The following is a blog post written by Luke Larkin in response to Chris Dombrowski's poem “Partial Eclipse / N 46.667 W 114.244." Luke is a student in Robert Stubblefield's Montana Writers Live course.
“A friend’s death had me thinking about death,” writes Chris Dombrowski in his poem “Partial Eclipse / N 46.667 W 114.244,” which begins with the tragedy of a fatal avalanche, waxes into an ethereal scene of a father comforting his daughter under a lunar eclipse, and slips away after threading the two events together in contemplation of the ephemerality of life. Tragedy and awe married in melancholic verse. It’s downright haunting, a quality I might not expect from the man who appears before our modest university class. Dombrowski sits onstage, cross-legged and beaming, and comments on his daughter’s soccer game from which he has just arrived. When asked by a student if her team won, he only says, “They played hard.”
“Partial Eclipse” draws me back to this past summer, the twenty-first of August, driving north to Missoula through Wyoming via Interstate 25. Just north of Casper, the sky darkened and dusk shrouded the horizon on every front.

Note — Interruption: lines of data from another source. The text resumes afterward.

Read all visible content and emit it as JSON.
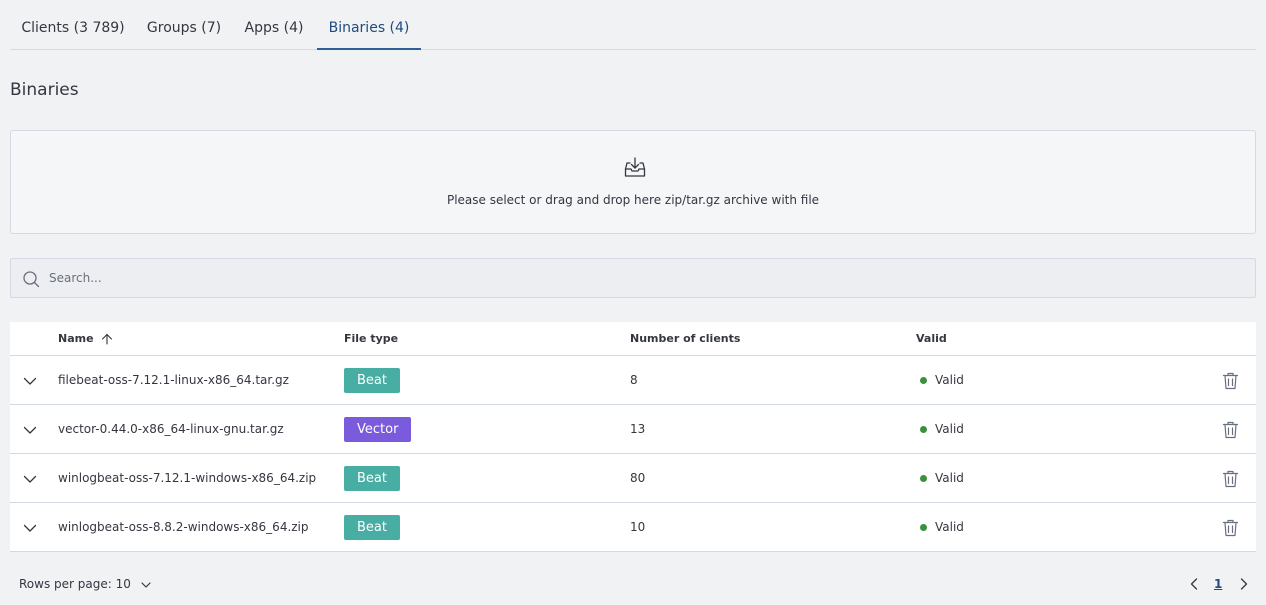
{
  "tabs": [
    {
      "label": "Clients (3 789)"
    },
    {
      "label": "Groups (7)"
    },
    {
      "label": "Apps (4)"
    },
    {
      "label": "Binaries (4)"
    }
  ],
  "page": {
    "title": "Binaries"
  },
  "upload": {
    "icon": "download-tray-icon",
    "text": "Please select or drag and drop here zip/tar.gz archive with file"
  },
  "search": {
    "icon": "search-icon",
    "placeholder": "Search...",
    "value": ""
  },
  "table": {
    "columns": {
      "name": "Name",
      "file_type": "File type",
      "clients": "Number of clients",
      "valid": "Valid"
    },
    "sort": {
      "column": "Name",
      "direction": "ascending",
      "icon": "arrow-up-icon"
    },
    "rows": [
      {
        "name": "filebeat-oss-7.12.1-linux-x86_64.tar.gz",
        "type": "Beat",
        "clients": "8",
        "status": "Valid"
      },
      {
        "name": "vector-0.44.0-x86_64-linux-gnu.tar.gz",
        "type": "Vector",
        "clients": "13",
        "status": "Valid"
      },
      {
        "name": "winlogbeat-oss-7.12.1-windows-x86_64.zip",
        "type": "Beat",
        "clients": "80",
        "status": "Valid"
      },
      {
        "name": "winlogbeat-oss-8.8.2-windows-x86_64.zip",
        "type": "Beat",
        "clients": "10",
        "status": "Valid"
      }
    ]
  },
  "pagination": {
    "rows_per_page_label": "Rows per page: 10",
    "current_page": "1"
  },
  "colors": {
    "beat_badge": "#48ada2",
    "vector_badge": "#7a5bdc",
    "valid_dot": "#3c8f3c",
    "active_tab": "#1f4b80"
  }
}
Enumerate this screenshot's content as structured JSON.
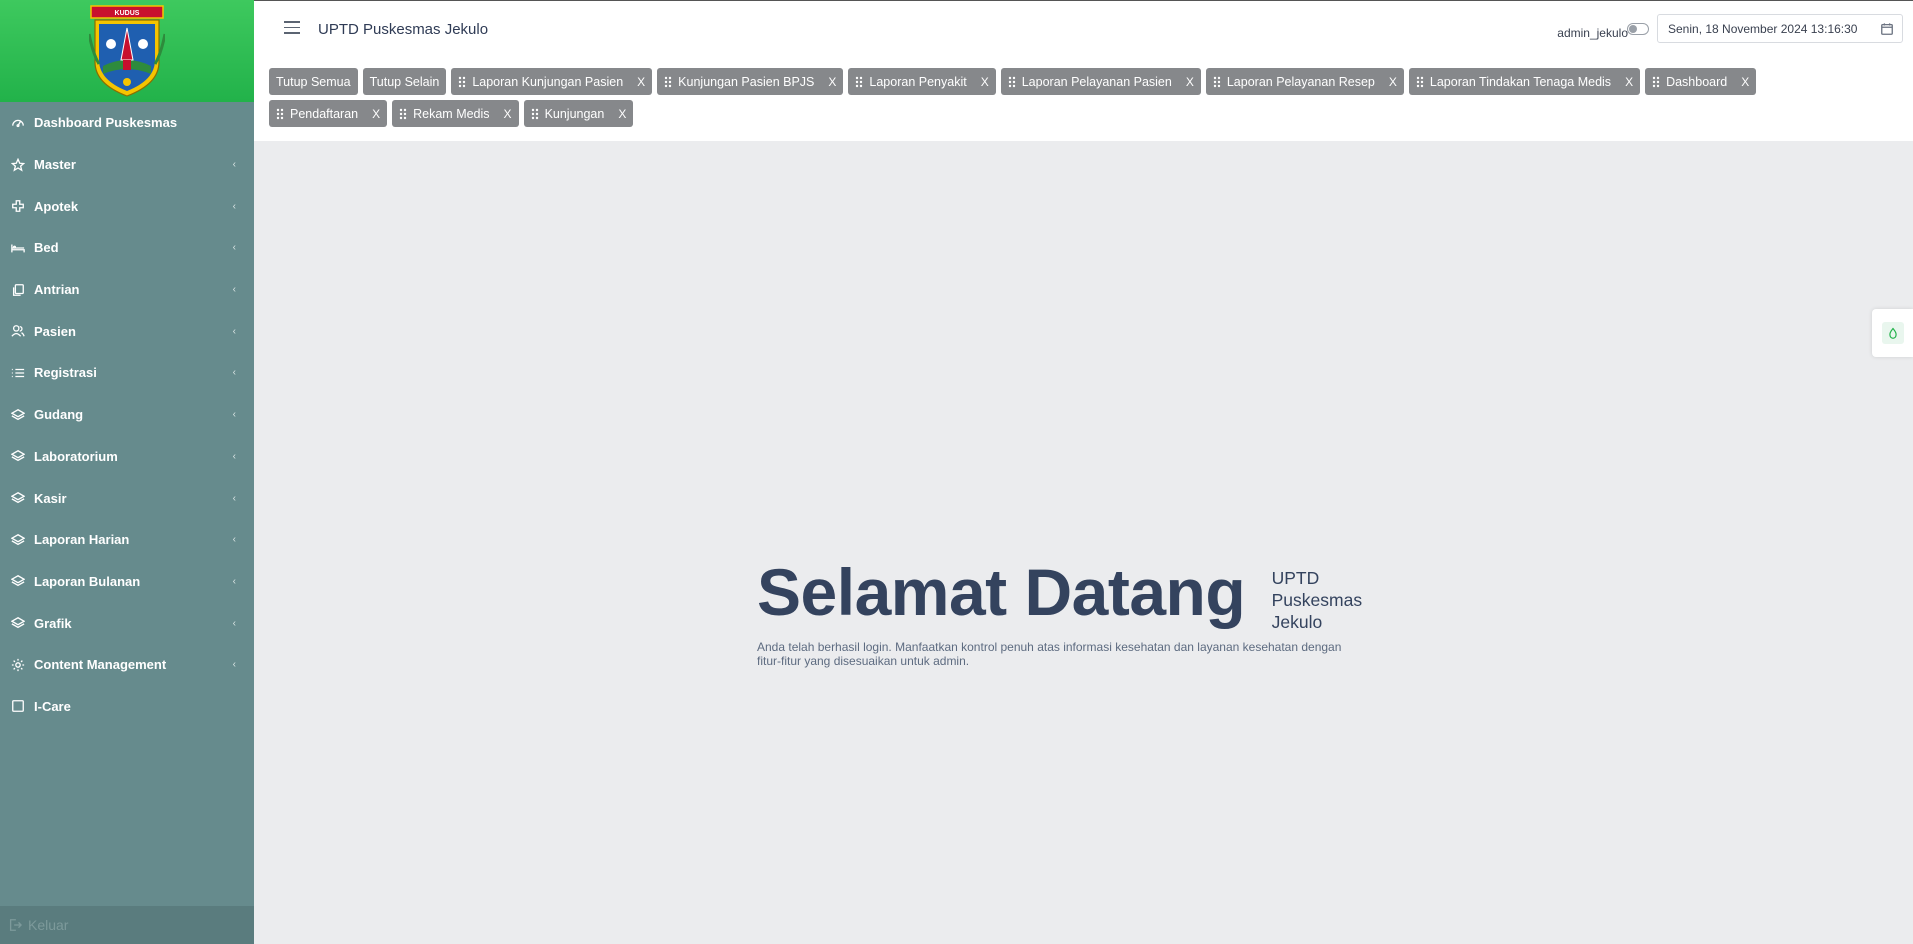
{
  "app": {
    "title": "UPTD Puskesmas Jekulo"
  },
  "header": {
    "user": "admin_jekulo",
    "datetime": "Senin, 18 November 2024 13:16:30"
  },
  "sidebar": {
    "items": [
      {
        "label": "Dashboard Puskesmas",
        "icon": "dashboard-icon",
        "has_submenu": false
      },
      {
        "label": "Master",
        "icon": "star-icon",
        "has_submenu": true
      },
      {
        "label": "Apotek",
        "icon": "plus-cross-icon",
        "has_submenu": true
      },
      {
        "label": "Bed",
        "icon": "bed-icon",
        "has_submenu": true
      },
      {
        "label": "Antrian",
        "icon": "copy-icon",
        "has_submenu": true
      },
      {
        "label": "Pasien",
        "icon": "users-icon",
        "has_submenu": true
      },
      {
        "label": "Registrasi",
        "icon": "list-icon",
        "has_submenu": true
      },
      {
        "label": "Gudang",
        "icon": "layers-icon",
        "has_submenu": true
      },
      {
        "label": "Laboratorium",
        "icon": "layers-icon",
        "has_submenu": true
      },
      {
        "label": "Kasir",
        "icon": "layers-icon",
        "has_submenu": true
      },
      {
        "label": "Laporan Harian",
        "icon": "layers-icon",
        "has_submenu": true
      },
      {
        "label": "Laporan Bulanan",
        "icon": "layers-icon",
        "has_submenu": true
      },
      {
        "label": "Grafik",
        "icon": "layers-icon",
        "has_submenu": true
      },
      {
        "label": "Content Management",
        "icon": "gear-icon",
        "has_submenu": true
      },
      {
        "label": "I-Care",
        "icon": "square-icon",
        "has_submenu": false
      }
    ],
    "chevron": "‹",
    "logout": "Keluar"
  },
  "tabs": {
    "close_all": "Tutup Semua",
    "close_others": "Tutup Selain",
    "close_glyph": "X",
    "row1": [
      "Laporan Kunjungan Pasien",
      "Kunjungan Pasien BPJS",
      "Laporan Penyakit",
      "Laporan Pelayanan Pasien",
      "Laporan Pelayanan Resep",
      "Laporan Tindakan Tenaga Medis",
      "Dashboard"
    ],
    "row2": [
      "Pendaftaran",
      "Rekam Medis",
      "Kunjungan"
    ]
  },
  "welcome": {
    "title": "Selamat Datang",
    "subtitle": "UPTD Puskesmas Jekulo",
    "description": "Anda telah berhasil login. Manfaatkan kontrol penuh atas informasi kesehatan dan layanan kesehatan dengan fitur-fitur yang disesuaikan untuk admin."
  },
  "crest": {
    "banner_text": "KUDUS"
  },
  "colors": {
    "sidebar": "#668b8d",
    "logo_bg": "#22b24a",
    "tab": "#86888b",
    "main_bg": "#ebecee",
    "heading": "#34435e"
  }
}
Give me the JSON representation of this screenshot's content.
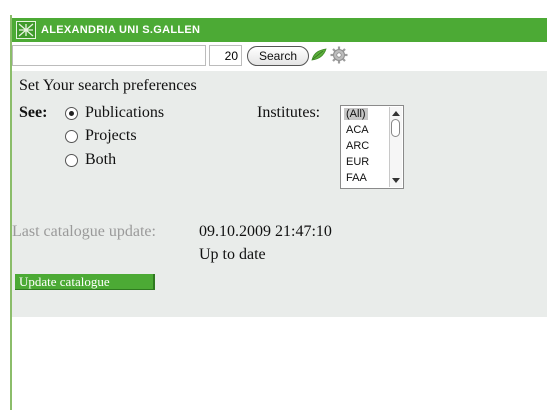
{
  "header": {
    "title": "ALEXANDRIA UNI S.GALLEN",
    "logo_icon": "alexandria-logo-icon"
  },
  "search": {
    "query_value": "",
    "count_value": "20",
    "button_label": "Search",
    "icons": [
      "leaf-icon",
      "gear-icon"
    ]
  },
  "preferences": {
    "heading": "Set Your search preferences",
    "see_label": "See:",
    "options": [
      {
        "label": "Publications",
        "checked": true
      },
      {
        "label": "Projects",
        "checked": false
      },
      {
        "label": "Both",
        "checked": false
      }
    ],
    "institutes_label": "Institutes:",
    "institutes": [
      "(All)",
      "ACA",
      "ARC",
      "EUR",
      "FAA"
    ],
    "institutes_selected": "(All)"
  },
  "catalogue": {
    "label": "Last catalogue update:",
    "date": "09.10.2009 21:47:10",
    "status": "Up to date",
    "button_label": "Update catalogue"
  },
  "colors": {
    "brand_green": "#4caa35",
    "panel_bg": "#e9ecea"
  }
}
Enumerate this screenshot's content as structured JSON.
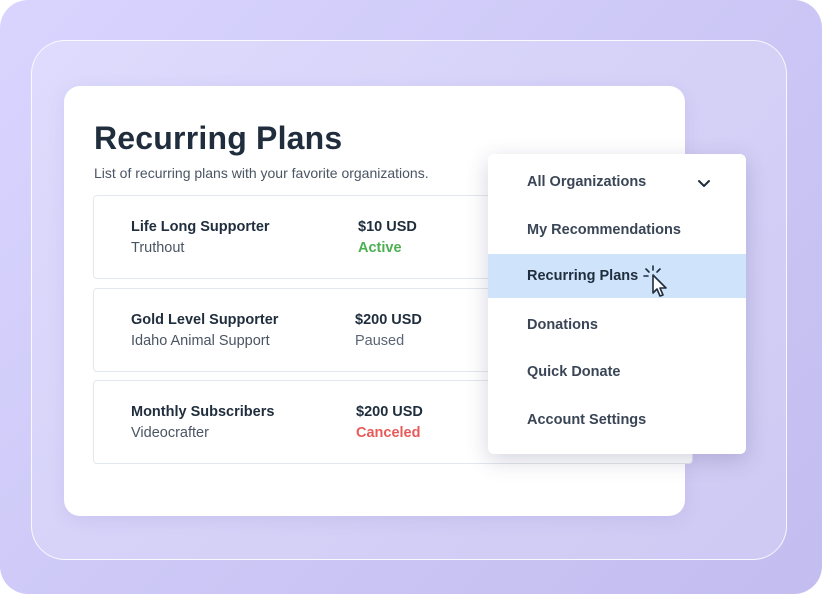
{
  "card": {
    "title": "Recurring Plans",
    "subtitle": "List of recurring plans with your favorite organizations."
  },
  "plans": [
    {
      "name": "Life Long Supporter",
      "organization": "Truthout",
      "amount": "$10 USD",
      "status": "Active",
      "status_color": "#4caf50"
    },
    {
      "name": "Gold Level Supporter",
      "organization": "Idaho Animal Support",
      "amount": "$200 USD",
      "status": "Paused",
      "status_color": "#5b6573"
    },
    {
      "name": "Monthly Subscribers",
      "organization": "Videocrafter",
      "amount": "$200 USD",
      "status": "Canceled",
      "status_color": "#e85a5a"
    }
  ],
  "menu": {
    "items": [
      {
        "label": "All Organizations",
        "icon": "chevron-down-icon"
      },
      {
        "label": "My Recommendations"
      },
      {
        "label": "Recurring Plans",
        "active": true
      },
      {
        "label": "Donations"
      },
      {
        "label": "Quick Donate"
      },
      {
        "label": "Account Settings"
      }
    ]
  },
  "colors": {
    "background": "#d3cefa",
    "active_item": "#cfe3fb",
    "heading": "#1f2d3d"
  }
}
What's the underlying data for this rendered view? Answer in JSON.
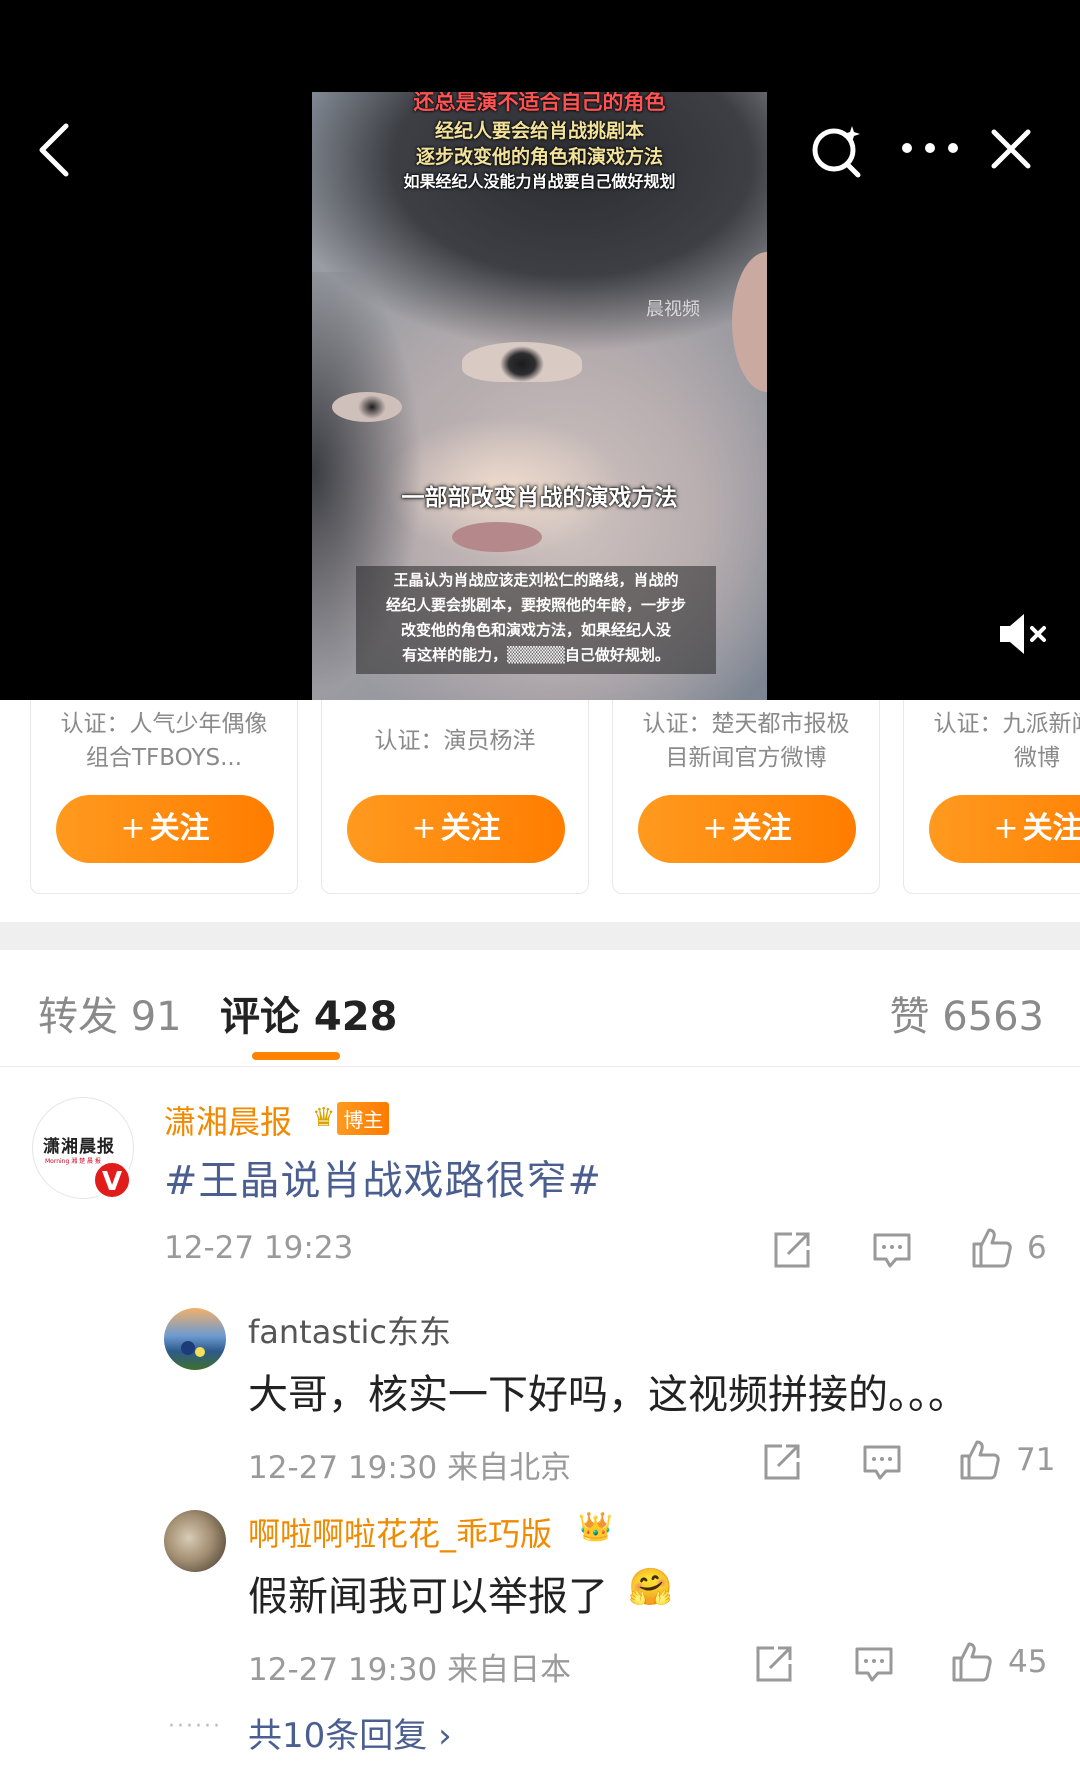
{
  "video": {
    "captions_top": [
      "还总是演不适合自己的角色",
      "经纪人要会给肖战挑剧本",
      "逐步改变他的角色和演戏方法",
      "如果经纪人没能力肖战要自己做好规划"
    ],
    "watermark": "晨视频",
    "caption_middle": "一部部改变肖战的演戏方法",
    "subtitle_lines": [
      "王晶认为肖战应该走刘松仁的路线，肖战的",
      "经纪人要会挑剧本，要按照他的年龄，一步步",
      "改变他的角色和演戏方法，如果经纪人没",
      "有这样的能力，▒▒▒▒▒自己做好规划。"
    ]
  },
  "recommendations": [
    {
      "cert": "认证：人气少年偶像组合TFBOYS...",
      "follow_label": "关注"
    },
    {
      "cert": "认证：演员杨洋",
      "follow_label": "关注"
    },
    {
      "cert": "认证：楚天都市报极目新闻官方微博",
      "follow_label": "关注"
    },
    {
      "cert": "认证：九派新闻官方微博",
      "follow_label": "关注"
    }
  ],
  "tabs": {
    "reposts": "转发 91",
    "comments": "评论 428",
    "likes": "赞 6563"
  },
  "comment": {
    "avatar_logo": "潇湘晨报",
    "avatar_sub": "Morning 湘 楚 晨 报",
    "author": "潇湘晨报",
    "badge": "博主",
    "text": "#王晶说肖战戏路很窄#",
    "time": "12-27 19:23",
    "likes": "6"
  },
  "replies": [
    {
      "author": "fantastic东东",
      "text": "大哥，核实一下好吗，这视频拼接的。。。",
      "time": "12-27 19:30 来自北京",
      "likes": "71"
    },
    {
      "author": "啊啦啊啦花花_乖巧版",
      "text": "假新闻我可以举报了",
      "time": "12-27 19:30 来自日本",
      "likes": "45"
    }
  ],
  "more_replies": "共10条回复 ›",
  "colors": {
    "accent_orange": "#ff8200",
    "link_blue": "#4a5f8f",
    "verified_red": "#e21b1b"
  }
}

Cars were pulled off onto the side of the highway, two rows on each side, and passengers sat atop their roofs and stared into the black hole sun. The temporary twilight granted a chill to the air and silenced the previously chatty crowd while we watched Bailey’s Beads transition to wispy corona. Two minutes of acute awareness of our place in the universe before we braved the gridlocked highway in post-solar eclipse giddiness.
In the poem, witnessing the lunar eclipse happens entirely by chance, after the speaker is awoken by his frightened daughter. I was not beckoned to my eclipse by an alarmed voice in the night, but pulled by a series of chance encounters and unfortunate conditions. A pamphlet for a Hawaiian university, a miserable stint as a marine biology student marked by an avalanche of depression, an admired professor and her grim words after class: “I’m getting out of this damn school.” And so did I. I transferred to a mainland college and road-tripped there on a course that placed me in the path of totality.
So much of my life is the consequence of fleeting chance and strange brews of circumstance, of pamphlets landing at my feet or of lingering in university hallways to overhear words I shouldn’t have. What’s so maddening and exhilarating about it all is that I can never tell the eclipses from the avalanches until I’m either parked on the side of the highway or buried under the snow.
About the Author:
Luke Larkin is an underclassmen studying creative writing at the University of Montana, though he hails from Denver, Colorado. When he’s not stressing over his own writing, he’s reading books he wishes he wrote.